The boyfriend was history, Luc decided without hesitation. A relationship in which neither fidelity nor loyalty appeared to figure was very bad news for Star. And if she couldn’t work that out for herself, it was obviously his job to do it for her. What Star needed was a fresh start. For that reason, he would make his own generous financial support conditional on Rory’s exit from her life. A case of being cruel to be kind. For her own good, and that of her children, Star would have to learn to like a quieter, more conventional lifestyle, he reflected with grim satisfaction.
But she had changed. Last night he had been waiting for her to tell him she still loved him. He could not understand why her failure to do what he definitely hadn’t wanted her to do should have irritated the hell out of him. Quite deliberately, Luc dredged up purgative memories of their six-week marriage. Star calling him every hour on the hour…Star reading poetry out loud over breakfast…Star waiting for him every night when he came home, even if it was the next morning…Star, outrageously sensitive and vulnerable but as subtle as an army tank, and yet so loving, so incredibly loving and giving…
His hooded gaze chilled on that final reflection. Over the last eighteen months she had been loving and giving with how many other men?
At that moment, the limo pulled in at the tiny mews house where Emilie had lived for over forty years.

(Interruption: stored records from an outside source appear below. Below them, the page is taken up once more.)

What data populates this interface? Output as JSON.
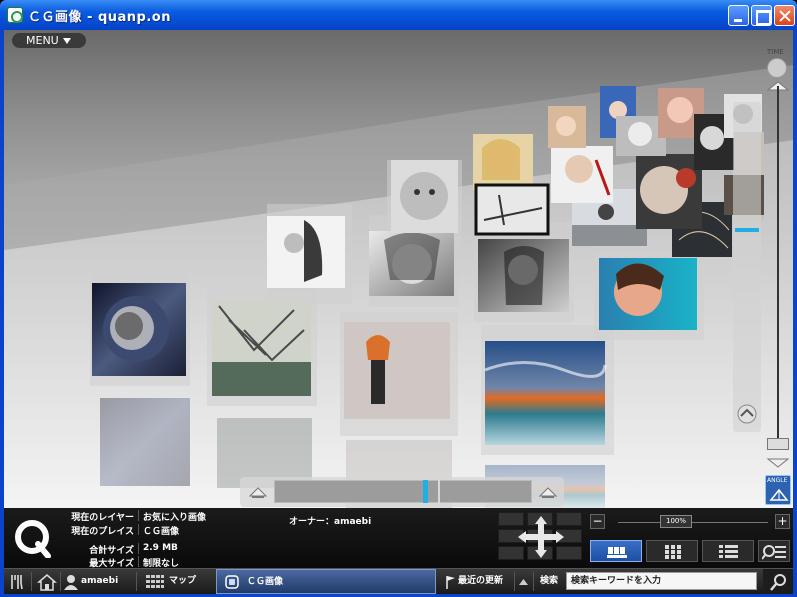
{
  "window": {
    "title": "ＣＧ画像 - quanp.on"
  },
  "viewport": {
    "menu_label": "MENU",
    "time_label": "TIME",
    "angle_label": "ANGLE"
  },
  "info": {
    "rows": [
      {
        "label": "現在のレイヤー",
        "value": "お気に入り画像"
      },
      {
        "label": "現在のプレイス",
        "value": "ＣＧ画像"
      },
      {
        "label": "合計サイズ",
        "value": "2.9 MB"
      },
      {
        "label": "最大サイズ",
        "value": "制限なし"
      }
    ],
    "owner": "オーナー：amaebi",
    "zoom_value": "100%"
  },
  "taskbar": {
    "user": "amaebi",
    "map_label": "マップ",
    "cg_tab_label": "ＣＧ画像",
    "recent_label": "最近の更新",
    "search_label": "検索",
    "search_placeholder": "検索キーワードを入力"
  },
  "colors": {
    "title_bar": "#0a5ae0",
    "accent_cyan": "#22aee0",
    "panel_bg": "#111111",
    "active_tab": "#2b63b0"
  },
  "icons": {
    "app": "app-logo-icon",
    "menu_caret": "caret-down-icon",
    "minimize": "minimize-icon",
    "maximize": "maximize-icon",
    "close": "close-icon",
    "time": "time-rotate-icon",
    "angle": "angle-icon",
    "logo": "quanp-logo-icon",
    "tools": "tools-icon",
    "home": "home-icon",
    "user": "user-icon",
    "map": "grid-map-icon",
    "flag": "flag-icon",
    "search": "magnifier-icon"
  }
}
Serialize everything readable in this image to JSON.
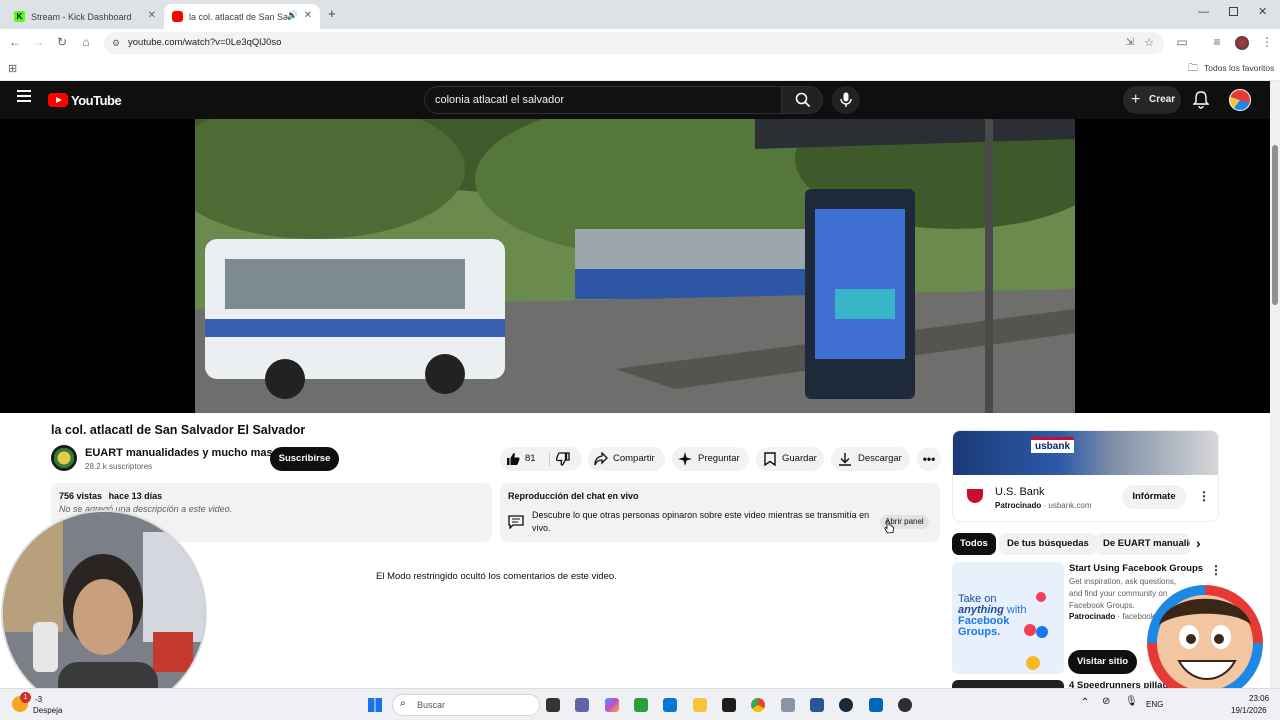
{
  "browser": {
    "tabs": [
      {
        "label": "Stream - Kick Dashboard"
      },
      {
        "label": "la col. atlacatl de San Salva"
      }
    ],
    "url": "youtube.com/watch?v=0Le3qQlJ0so",
    "bookmarks_label": "Todos los favoritos"
  },
  "youtube": {
    "logo_text": "YouTube",
    "search_value": "colonia atlacatl el salvador",
    "create_label": "Crear"
  },
  "video": {
    "title": "la col. atlacatl de San Salvador El Salvador",
    "channel_name": "EUART manualidades y mucho mas",
    "subscribers": "28.2 k suscriptores",
    "subscribe_label": "Suscribirse",
    "likes": "81",
    "share_label": "Compartir",
    "ask_label": "Preguntar",
    "save_label": "Guardar",
    "download_label": "Descargar"
  },
  "description": {
    "views": "756 vistas",
    "age": "hace 13 días",
    "text": "No se agregó una descripción a este video."
  },
  "chat_replay": {
    "title": "Reproducción del chat en vivo",
    "text": "Descubre lo que otras personas opinaron sobre este video mientras se transmitía en vivo.",
    "button": "Abrir panel"
  },
  "comments_notice": "El Modo restringido ocultó los comentarios de este video.",
  "ad": {
    "brand": "U.S. Bank",
    "sponsored": "Patrocinado",
    "domain": "usbank.com",
    "banner_text": "usbank",
    "cta": "Infórmate"
  },
  "chips": [
    "Todos",
    "De tus búsquedas",
    "De EUART manualic"
  ],
  "sidebar_items": [
    {
      "title": "Start Using Facebook Groups",
      "desc": "Get inspiration, ask questions, and find your community on Facebook Groups.",
      "sponsored": "Patrocinado",
      "domain": "facebook",
      "thumb_line1": "Take on",
      "thumb_line2": "anything",
      "thumb_line3": "with",
      "thumb_line4": "Facebook",
      "thumb_line5": "Groups.",
      "cta": "Visitar sitio"
    },
    {
      "title": "4 Speedrunners pillad"
    }
  ],
  "taskbar": {
    "search_placeholder": "Buscar",
    "weather_temp": "-3",
    "weather_desc": "Despeja",
    "lang": "ENG",
    "time": "23:06",
    "date": "19/1/2026",
    "notification_count": "1"
  },
  "colors": {
    "yt_red": "#ff0000",
    "kick_green": "#53fc18",
    "facebook_blue": "#1877f2",
    "usbank_red": "#c8102e"
  }
}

‘Is Emilie expecting us?’ Star asked awkwardly.
‘Bien sûr…I contacted her before I arrived with you last night.’ Luc watched Star lean forward with the evident intention of undoing her daughter’s seat restraint. ‘Why don’t you leave the children sleeping? My chauffeur will watch over them. I don’t expect this to be a long visit.’
Star frowned. ‘But—’
‘Indeed, I imagine that you will be relieved when this meeting is at an end.’
Star stiffened. ‘I’m very fond of Emilie. I may be upset and embarrassed about what’s happened, but I’m still looking forward to seeing her.’
Luc looked singularly unimpressed by that claim. Star tilted her chin. Emilie was already waiting at her front door, a tall, spare woman with soft white hair and a remarkably fresh complexion for a lady of seventy-two years.
‘I was delighted when Luc told me that he would be bringing you with him.’ Emilie greeted Star with a warm and affectionate hug and whispered, ‘Thank goodness you’ve finally told him about the twins.’
While Star reddened at that misapprehension on the older woman’s part, Emilie went to peer into the limo at the slumbering babies. ‘I do hope they wake up before you have to leave.’
In the pretty sitting room, Star sat down opposite Emilie.
‘I was most annoyed when I found out that my accountant had dragged you into this, Luc,’ Emilie confided, disconcerting both her visitors.
‘I wasn’t dragged, Emilie…and Hodgson was only doing his job.’
‘But he completely misread the situation. I offered Juno my money; she didn’t ask me for it and she didn’t want to accept a loan from me. I persuaded her to accept my help. Now that the gallery had failed—through no fault of hers, I might add—I will not have the poor woman hounded as if she’s a criminal!’
That spirited defence of her mother took Star entirely by surprise. Luc’s dark, devastating features betrayed no reaction whatsoever.
‘Juno’s a kind and decent woman who’s had a very difficult life and more than her fair share of bad luck.’ Emilie proclaimed in determined addition.
Tears stinging her eyes in a hot, emotional surge, Star reached across and grasped Emilie’s hand with very real gratitude. ‘My mother means well…she always means well…but nothing ever seems to go right for her,’ she agreed shakily.
‘Or for anybody else in her vicinity,’ Luc completed in a gritty undertone.
‘I know that she shouldn’t have run away like this,’ Star acknowledged tautly, ignoring that comment.
‘But Juno didn’t run away. She came to see me first.’ Emilie’s smile of recollection was wry. ‘Full of crazy ideas about how she might rescue us both from ruin…bless her heart. She does try so hard!’